[[ Provided data open ]]

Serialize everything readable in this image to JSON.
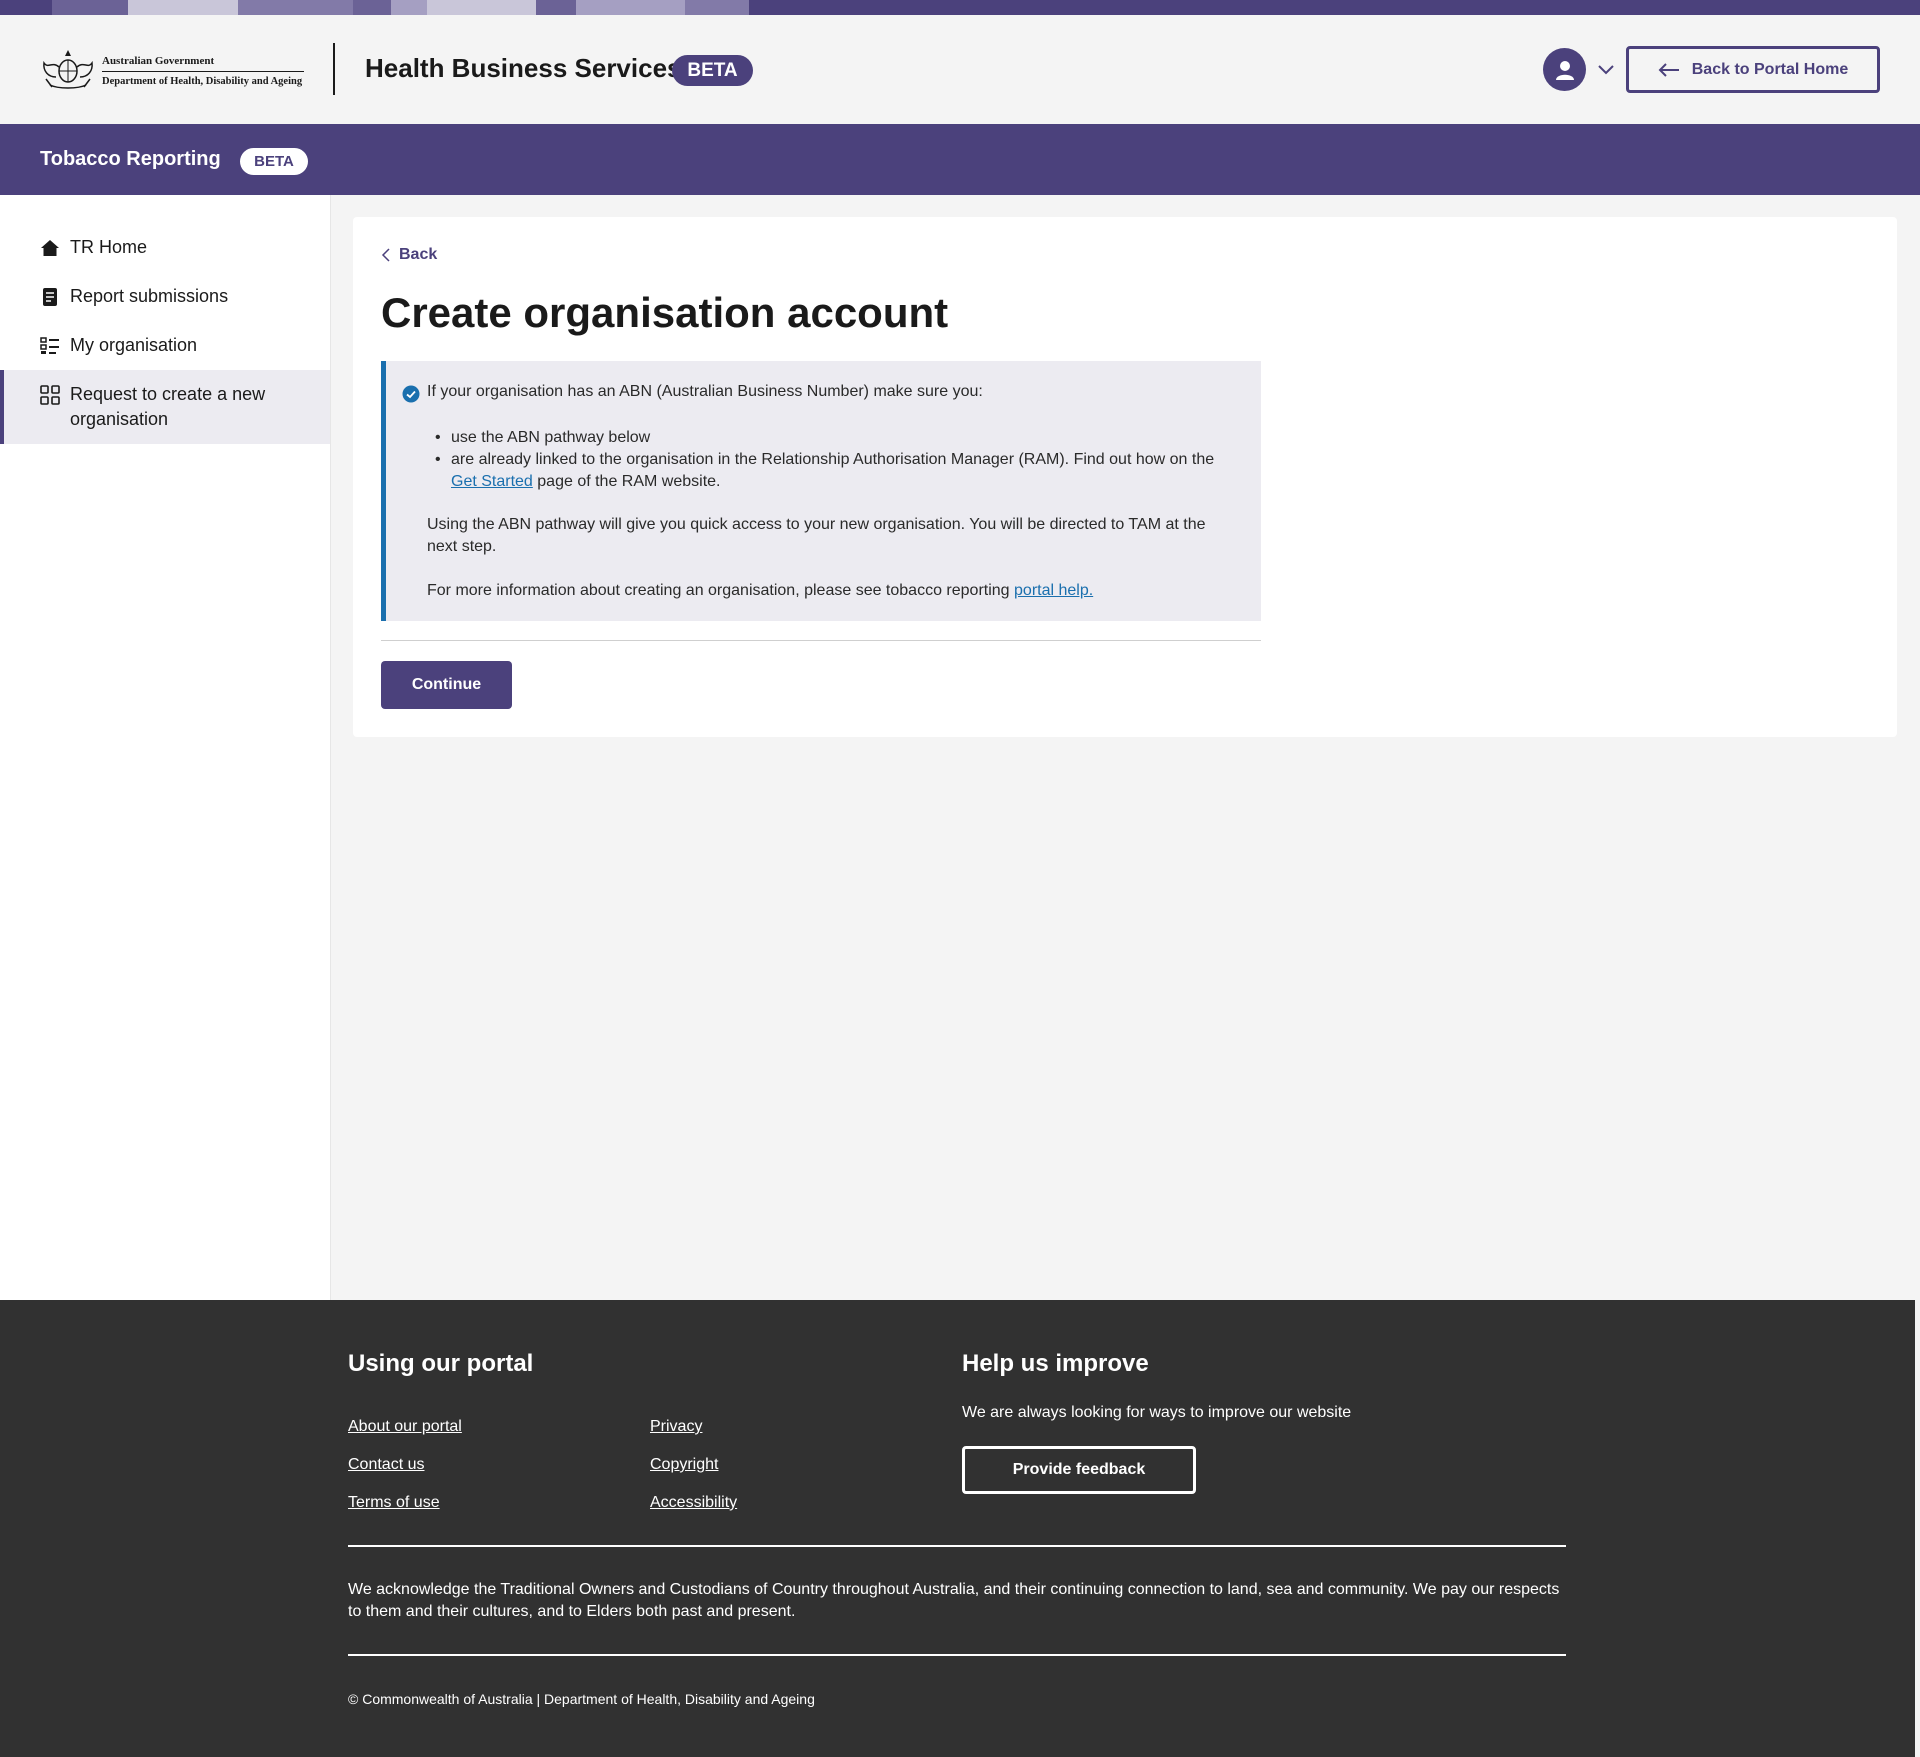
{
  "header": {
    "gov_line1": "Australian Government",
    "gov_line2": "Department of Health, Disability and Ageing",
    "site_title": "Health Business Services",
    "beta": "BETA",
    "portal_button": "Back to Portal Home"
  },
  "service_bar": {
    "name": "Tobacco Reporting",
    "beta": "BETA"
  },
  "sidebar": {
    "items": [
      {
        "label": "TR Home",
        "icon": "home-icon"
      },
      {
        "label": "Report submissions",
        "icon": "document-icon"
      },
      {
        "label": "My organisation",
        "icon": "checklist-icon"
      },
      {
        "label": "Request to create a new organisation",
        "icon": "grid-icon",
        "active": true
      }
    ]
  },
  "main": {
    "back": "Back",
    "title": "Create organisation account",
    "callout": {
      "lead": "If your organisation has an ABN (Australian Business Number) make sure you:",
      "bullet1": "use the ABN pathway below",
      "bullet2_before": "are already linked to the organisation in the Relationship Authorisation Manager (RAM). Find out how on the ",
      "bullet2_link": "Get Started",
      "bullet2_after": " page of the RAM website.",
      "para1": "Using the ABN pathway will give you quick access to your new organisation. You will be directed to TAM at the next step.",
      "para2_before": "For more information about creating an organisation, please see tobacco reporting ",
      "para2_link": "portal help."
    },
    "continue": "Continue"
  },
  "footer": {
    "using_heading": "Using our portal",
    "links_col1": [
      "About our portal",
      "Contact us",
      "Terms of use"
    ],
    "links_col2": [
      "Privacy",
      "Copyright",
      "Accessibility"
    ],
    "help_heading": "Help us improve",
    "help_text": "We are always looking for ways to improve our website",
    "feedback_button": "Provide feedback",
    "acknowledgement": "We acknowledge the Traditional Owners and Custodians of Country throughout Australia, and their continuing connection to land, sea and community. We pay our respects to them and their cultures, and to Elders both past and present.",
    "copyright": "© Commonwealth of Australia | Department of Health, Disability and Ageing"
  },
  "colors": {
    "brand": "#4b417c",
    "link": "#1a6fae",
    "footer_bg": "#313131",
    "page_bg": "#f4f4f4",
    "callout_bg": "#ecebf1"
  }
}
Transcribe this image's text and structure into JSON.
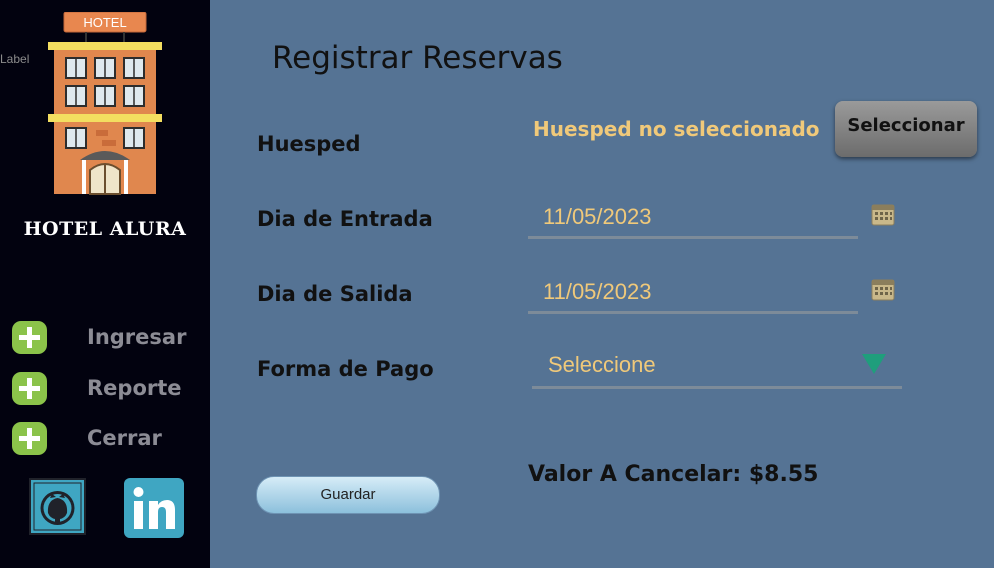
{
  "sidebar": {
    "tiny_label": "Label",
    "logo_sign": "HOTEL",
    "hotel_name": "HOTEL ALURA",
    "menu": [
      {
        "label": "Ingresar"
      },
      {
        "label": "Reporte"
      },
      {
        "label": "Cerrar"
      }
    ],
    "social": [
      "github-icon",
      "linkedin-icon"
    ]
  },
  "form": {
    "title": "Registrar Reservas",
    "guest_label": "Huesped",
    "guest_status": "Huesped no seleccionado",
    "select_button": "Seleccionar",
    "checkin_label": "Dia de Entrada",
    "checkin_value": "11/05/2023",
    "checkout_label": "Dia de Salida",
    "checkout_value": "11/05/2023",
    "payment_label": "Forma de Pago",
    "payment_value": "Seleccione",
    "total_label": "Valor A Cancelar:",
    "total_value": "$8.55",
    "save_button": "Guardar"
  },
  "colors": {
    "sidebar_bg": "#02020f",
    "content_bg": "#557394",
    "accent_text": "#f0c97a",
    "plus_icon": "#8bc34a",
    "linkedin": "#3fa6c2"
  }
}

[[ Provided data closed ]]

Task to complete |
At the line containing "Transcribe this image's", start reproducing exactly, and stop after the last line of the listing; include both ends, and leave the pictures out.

Task result |
Transcribe this image's text and structure into JSON.
{
  "sidebar": {
    "tiny_label": "Label",
    "logo_sign": "HOTEL",
    "hotel_name": "HOTEL ALURA",
    "menu": [
      {
        "label": "Ingresar"
      },
      {
        "label": "Reporte"
      },
      {
        "label": "Cerrar"
      }
    ],
    "social": [
      "github-icon",
      "linkedin-icon"
    ]
  },
  "form": {
    "title": "Registrar Reservas",
    "guest_label": "Huesped",
    "guest_status": "Huesped no seleccionado",
    "select_button": "Seleccionar",
    "checkin_label": "Dia de Entrada",
    "checkin_value": "11/05/2023",
    "checkout_label": "Dia de Salida",
    "checkout_value": "11/05/2023",
    "payment_label": "Forma de Pago",
    "payment_value": "Seleccione",
    "total_label": "Valor A Cancelar:",
    "total_value": "$8.55",
    "save_button": "Guardar"
  },
  "colors": {
    "sidebar_bg": "#02020f",
    "content_bg": "#557394",
    "accent_text": "#f0c97a",
    "plus_icon": "#8bc34a",
    "linkedin": "#3fa6c2"
  }
}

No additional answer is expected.